I’d add to the football gambling scandal that after that game, BC finished the series with Syracuse only winning 3 of its last 8, including losing 43-17 to a really bad Syracuse team at home that kept us from winning the Big East outright and going to the Fiesta Bowl.


Unfortunately, I haven't been able to get ahold of a single Miami blogger the entire tournament. I think we all know the highs and lows of Miami, however.

The Miami Hurricanes probably provided the City its greatest highs and deepest lows from 1979 on in to Larry Coker's demise. The Canes won 5 National Championships and 9 Conference Titles from 1983-2001. They epitomized college football success in the 1980's. Watch the ESPN film the U to get a better understanding of this era because it's a great flick and trying to truncate the Hurricanes dynasty into a paragraph form doesn't do the football team justice. And of course we're all familiar with allegations regarding Luther Campbell and the FIU Brawl...

The Marlins are like a swarm of locusts. They rise up in a great overwhelming flurry, destroy everything in their wake (1997/2003 World Series Titles), and then die off (sell off all of their players in free agency). It's probably one of the worst franchises to be a fan of in major sports.

The greatest era in Dolphins history occurred from 1970-1973. The Dolphins went to three super bowls and won two of them. The run featured the only true undefeated run in NFL history (1972). Shula still holds the record for most wins by an NFL head coach at 347. Pretty much since Shula retired, the Dolphins have struggled. Dan Marino was in there from 1983-1999 but Marino never took home a Lombardy Trophy. Since Marino's retirement, the Dolphins have started 13 different quarterbacks and have only made the playoffs three times.

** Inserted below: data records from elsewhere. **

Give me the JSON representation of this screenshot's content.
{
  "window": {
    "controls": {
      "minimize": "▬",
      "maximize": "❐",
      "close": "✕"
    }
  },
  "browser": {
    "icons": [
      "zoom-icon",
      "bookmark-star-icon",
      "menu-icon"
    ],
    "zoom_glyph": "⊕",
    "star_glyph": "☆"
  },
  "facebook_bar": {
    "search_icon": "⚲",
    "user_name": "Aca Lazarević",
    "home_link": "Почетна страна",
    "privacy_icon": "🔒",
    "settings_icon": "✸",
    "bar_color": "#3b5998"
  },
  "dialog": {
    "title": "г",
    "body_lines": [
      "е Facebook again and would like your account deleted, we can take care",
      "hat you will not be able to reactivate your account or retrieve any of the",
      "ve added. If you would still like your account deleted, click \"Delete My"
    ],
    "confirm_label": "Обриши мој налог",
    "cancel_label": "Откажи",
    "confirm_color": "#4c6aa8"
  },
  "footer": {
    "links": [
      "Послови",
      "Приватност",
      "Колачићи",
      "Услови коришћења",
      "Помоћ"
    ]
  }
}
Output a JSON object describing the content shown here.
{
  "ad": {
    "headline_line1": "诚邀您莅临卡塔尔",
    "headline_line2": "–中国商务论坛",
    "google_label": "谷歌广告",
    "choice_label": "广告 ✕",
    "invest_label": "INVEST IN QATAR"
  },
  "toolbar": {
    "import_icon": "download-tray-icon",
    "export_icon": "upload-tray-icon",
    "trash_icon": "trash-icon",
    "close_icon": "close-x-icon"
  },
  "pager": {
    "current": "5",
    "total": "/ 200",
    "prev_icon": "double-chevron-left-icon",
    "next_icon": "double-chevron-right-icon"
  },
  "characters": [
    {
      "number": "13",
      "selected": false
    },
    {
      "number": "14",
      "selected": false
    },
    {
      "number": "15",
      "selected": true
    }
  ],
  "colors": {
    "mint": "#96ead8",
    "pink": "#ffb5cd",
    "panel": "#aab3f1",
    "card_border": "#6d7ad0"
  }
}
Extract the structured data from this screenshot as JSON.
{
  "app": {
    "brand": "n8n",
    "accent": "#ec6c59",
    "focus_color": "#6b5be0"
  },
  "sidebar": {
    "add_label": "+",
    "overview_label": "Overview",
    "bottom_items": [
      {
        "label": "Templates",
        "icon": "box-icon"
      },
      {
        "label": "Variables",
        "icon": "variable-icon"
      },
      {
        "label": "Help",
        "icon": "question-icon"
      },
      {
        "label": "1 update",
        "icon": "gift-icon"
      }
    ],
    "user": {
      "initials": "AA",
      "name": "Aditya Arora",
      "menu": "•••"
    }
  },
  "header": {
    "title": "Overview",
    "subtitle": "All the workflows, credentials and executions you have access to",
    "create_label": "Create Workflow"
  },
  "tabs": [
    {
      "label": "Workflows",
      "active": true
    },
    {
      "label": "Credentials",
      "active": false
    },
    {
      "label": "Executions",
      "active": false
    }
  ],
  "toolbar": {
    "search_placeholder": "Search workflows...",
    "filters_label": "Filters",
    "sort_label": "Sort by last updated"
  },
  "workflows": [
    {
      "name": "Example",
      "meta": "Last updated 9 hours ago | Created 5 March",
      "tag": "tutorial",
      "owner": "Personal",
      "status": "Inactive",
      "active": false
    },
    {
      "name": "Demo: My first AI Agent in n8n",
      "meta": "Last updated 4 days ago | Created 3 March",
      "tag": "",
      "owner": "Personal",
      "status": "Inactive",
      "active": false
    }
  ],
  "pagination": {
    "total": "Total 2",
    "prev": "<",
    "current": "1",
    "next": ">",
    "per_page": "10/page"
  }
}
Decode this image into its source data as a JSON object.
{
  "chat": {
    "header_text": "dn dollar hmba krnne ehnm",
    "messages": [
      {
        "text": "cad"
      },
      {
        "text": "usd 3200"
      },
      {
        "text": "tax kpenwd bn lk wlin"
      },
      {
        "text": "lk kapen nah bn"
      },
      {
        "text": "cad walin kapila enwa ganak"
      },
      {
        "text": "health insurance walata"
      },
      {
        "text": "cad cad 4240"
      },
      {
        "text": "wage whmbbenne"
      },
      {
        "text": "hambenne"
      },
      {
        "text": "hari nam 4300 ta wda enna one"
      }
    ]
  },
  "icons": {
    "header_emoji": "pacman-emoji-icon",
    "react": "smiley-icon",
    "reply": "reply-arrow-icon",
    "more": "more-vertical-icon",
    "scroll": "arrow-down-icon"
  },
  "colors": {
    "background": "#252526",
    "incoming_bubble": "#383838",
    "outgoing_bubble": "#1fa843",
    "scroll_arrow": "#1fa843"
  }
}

To add some objectivity, I also created a table listing the results of every major sporting event result between these two cities. Boston leads Miami 132-127: